Exercise instructions: Check every line of the records below for the string "Profile", then report only how many lines have it.

*** Opening of Records for this task ***

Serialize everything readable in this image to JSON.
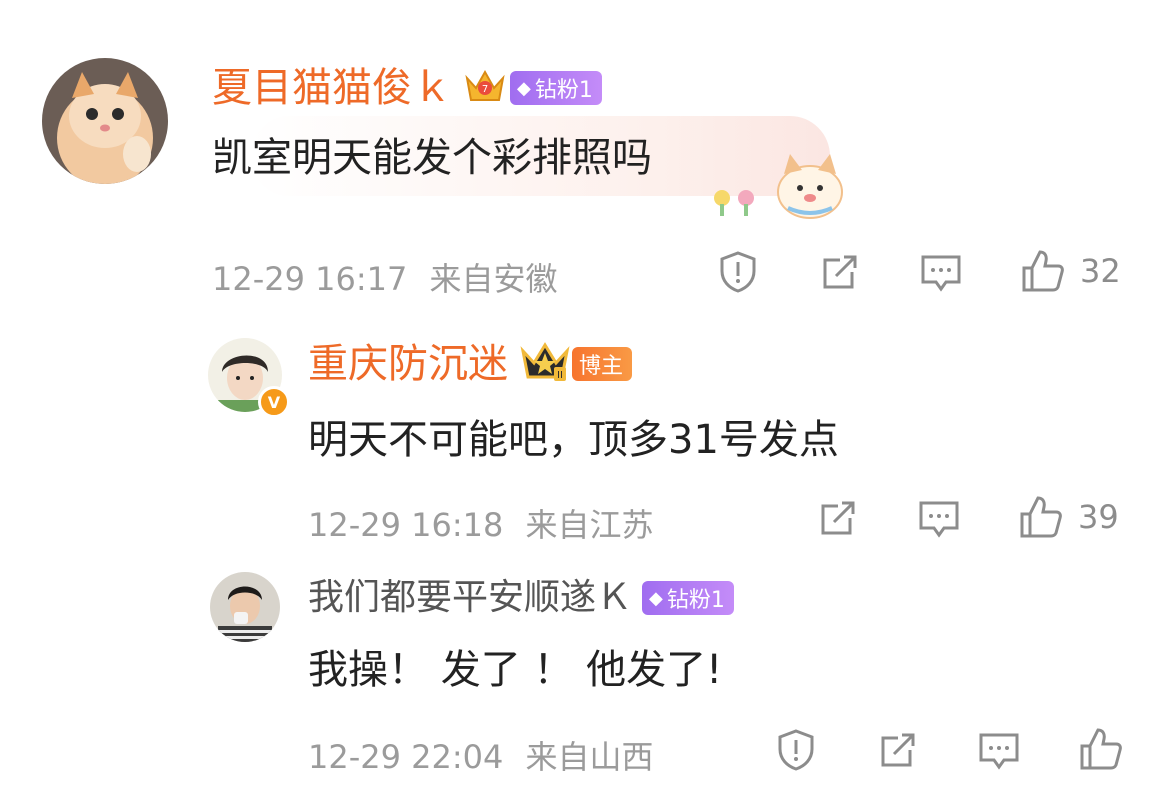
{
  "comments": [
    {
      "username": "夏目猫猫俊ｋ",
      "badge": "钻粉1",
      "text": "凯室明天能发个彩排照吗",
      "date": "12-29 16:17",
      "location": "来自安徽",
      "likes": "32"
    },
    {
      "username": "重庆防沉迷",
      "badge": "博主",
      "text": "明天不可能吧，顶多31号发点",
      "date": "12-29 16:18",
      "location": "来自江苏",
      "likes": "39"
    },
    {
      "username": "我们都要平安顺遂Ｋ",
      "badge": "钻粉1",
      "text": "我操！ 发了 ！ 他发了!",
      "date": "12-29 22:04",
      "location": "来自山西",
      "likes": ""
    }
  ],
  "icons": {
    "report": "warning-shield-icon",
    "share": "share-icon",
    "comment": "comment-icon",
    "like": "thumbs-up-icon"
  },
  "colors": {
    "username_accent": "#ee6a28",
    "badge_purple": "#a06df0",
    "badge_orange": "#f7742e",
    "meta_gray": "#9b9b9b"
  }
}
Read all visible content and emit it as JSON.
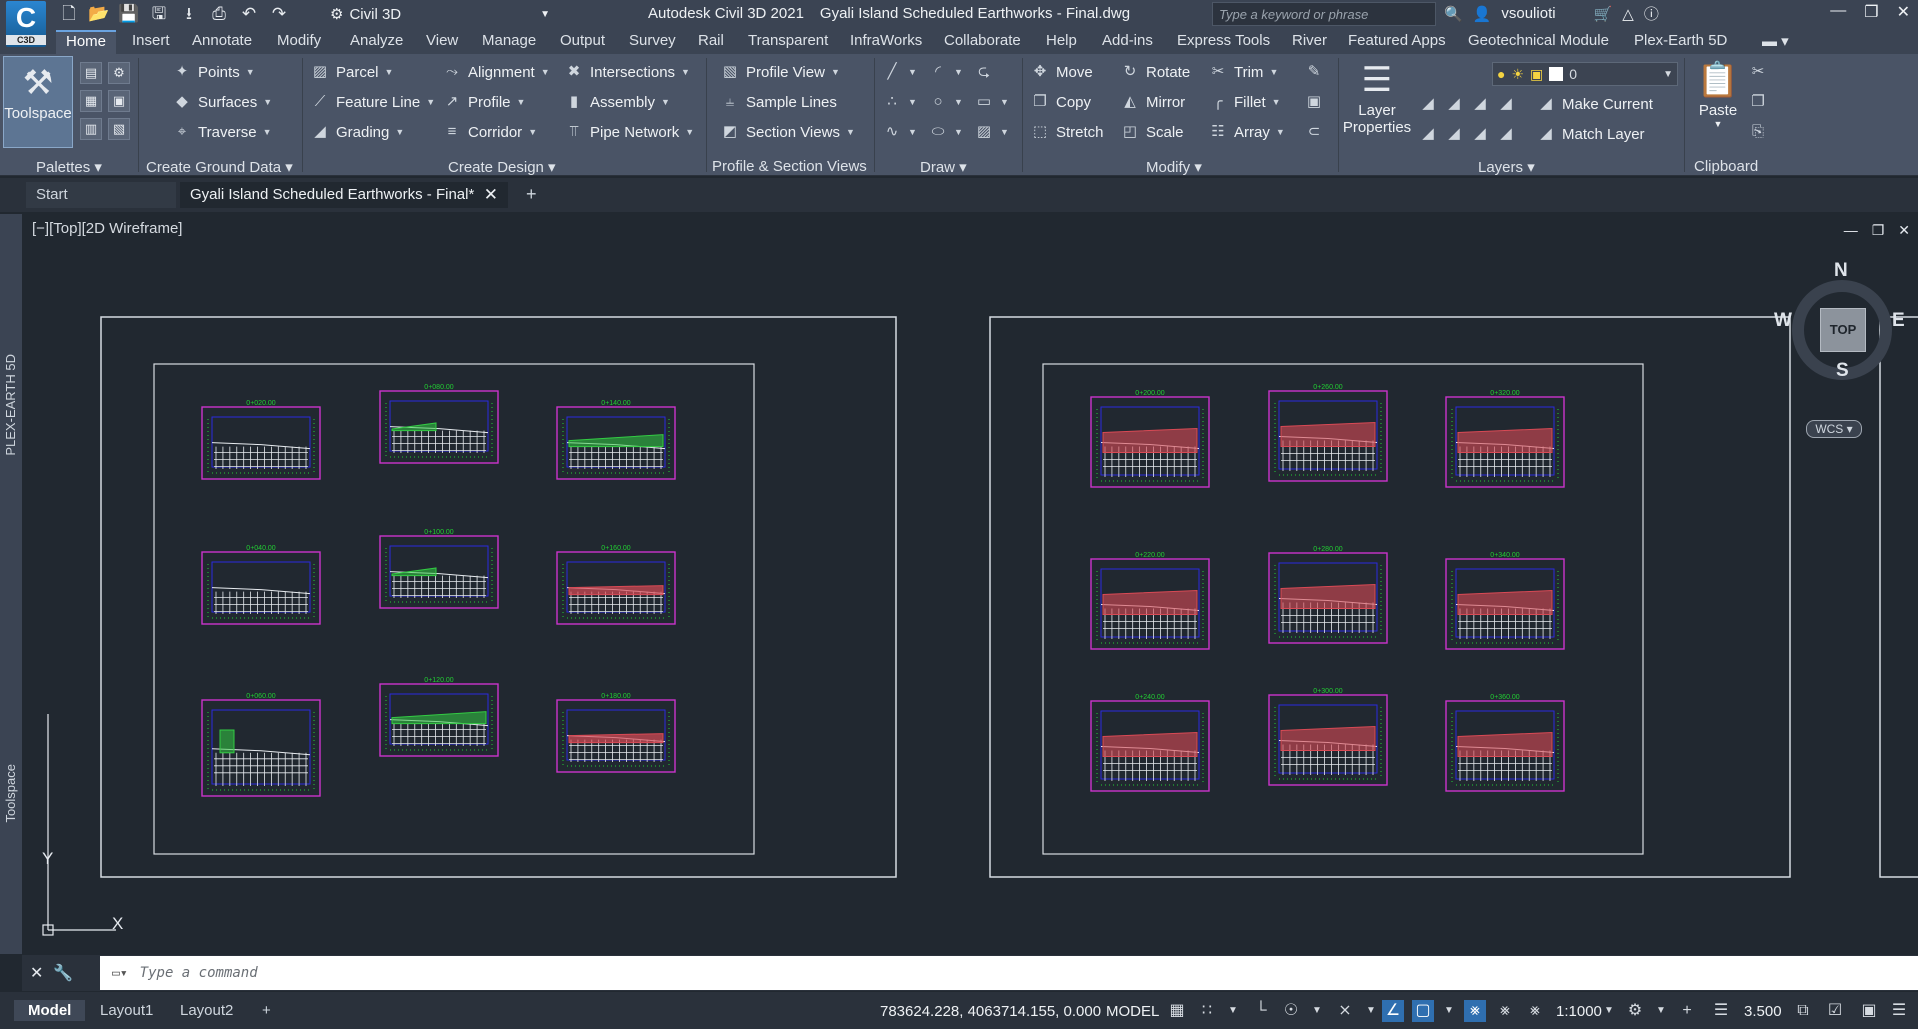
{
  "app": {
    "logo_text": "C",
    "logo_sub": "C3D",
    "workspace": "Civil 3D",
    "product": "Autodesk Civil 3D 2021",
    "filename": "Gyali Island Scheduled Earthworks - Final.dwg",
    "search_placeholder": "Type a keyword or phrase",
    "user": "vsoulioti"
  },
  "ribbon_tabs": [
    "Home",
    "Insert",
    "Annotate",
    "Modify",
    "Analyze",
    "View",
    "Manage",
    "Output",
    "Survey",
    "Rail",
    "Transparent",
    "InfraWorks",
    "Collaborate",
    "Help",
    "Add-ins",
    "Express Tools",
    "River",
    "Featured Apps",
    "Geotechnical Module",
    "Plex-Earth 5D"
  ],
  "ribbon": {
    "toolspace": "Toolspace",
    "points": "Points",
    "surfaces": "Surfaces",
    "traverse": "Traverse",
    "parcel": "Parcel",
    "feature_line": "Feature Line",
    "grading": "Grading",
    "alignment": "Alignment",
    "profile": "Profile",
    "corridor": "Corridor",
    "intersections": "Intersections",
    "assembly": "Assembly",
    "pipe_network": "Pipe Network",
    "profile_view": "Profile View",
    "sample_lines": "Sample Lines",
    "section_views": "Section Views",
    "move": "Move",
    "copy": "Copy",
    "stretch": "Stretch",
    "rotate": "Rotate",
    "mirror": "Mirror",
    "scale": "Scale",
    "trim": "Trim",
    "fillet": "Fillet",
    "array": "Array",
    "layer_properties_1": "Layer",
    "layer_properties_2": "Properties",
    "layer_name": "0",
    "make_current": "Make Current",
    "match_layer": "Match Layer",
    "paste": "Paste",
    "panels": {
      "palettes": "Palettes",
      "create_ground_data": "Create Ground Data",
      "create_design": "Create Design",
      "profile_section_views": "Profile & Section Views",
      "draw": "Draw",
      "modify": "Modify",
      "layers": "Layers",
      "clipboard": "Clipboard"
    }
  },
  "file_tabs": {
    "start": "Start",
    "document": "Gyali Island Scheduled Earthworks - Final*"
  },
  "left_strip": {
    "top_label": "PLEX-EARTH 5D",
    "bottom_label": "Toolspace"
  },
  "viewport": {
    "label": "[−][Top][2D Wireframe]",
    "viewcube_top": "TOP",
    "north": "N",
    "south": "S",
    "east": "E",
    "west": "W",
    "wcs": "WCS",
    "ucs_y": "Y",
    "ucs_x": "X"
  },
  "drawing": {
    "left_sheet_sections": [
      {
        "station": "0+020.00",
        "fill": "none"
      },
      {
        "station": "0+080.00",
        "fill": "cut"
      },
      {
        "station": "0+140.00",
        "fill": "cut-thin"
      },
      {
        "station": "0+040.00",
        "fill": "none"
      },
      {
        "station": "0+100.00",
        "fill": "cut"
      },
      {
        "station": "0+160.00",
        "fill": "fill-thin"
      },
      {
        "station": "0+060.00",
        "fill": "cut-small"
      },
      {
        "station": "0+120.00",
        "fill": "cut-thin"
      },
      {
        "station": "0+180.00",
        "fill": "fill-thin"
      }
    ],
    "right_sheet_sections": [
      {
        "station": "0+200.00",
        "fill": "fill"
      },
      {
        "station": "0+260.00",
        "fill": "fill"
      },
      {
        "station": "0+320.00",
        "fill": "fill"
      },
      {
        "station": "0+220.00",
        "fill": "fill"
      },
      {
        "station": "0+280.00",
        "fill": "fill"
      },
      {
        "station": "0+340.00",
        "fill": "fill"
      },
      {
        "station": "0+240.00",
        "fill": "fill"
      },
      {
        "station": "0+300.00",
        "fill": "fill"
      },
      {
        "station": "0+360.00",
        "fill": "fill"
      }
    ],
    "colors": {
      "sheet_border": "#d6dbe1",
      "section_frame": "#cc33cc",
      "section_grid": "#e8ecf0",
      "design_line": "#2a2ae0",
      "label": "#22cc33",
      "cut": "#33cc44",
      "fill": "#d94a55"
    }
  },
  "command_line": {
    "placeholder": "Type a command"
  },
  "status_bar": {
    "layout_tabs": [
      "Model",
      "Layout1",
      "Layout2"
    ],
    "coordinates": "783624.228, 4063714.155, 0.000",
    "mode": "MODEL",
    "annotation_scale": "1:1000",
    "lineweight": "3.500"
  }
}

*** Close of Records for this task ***

Reply: 3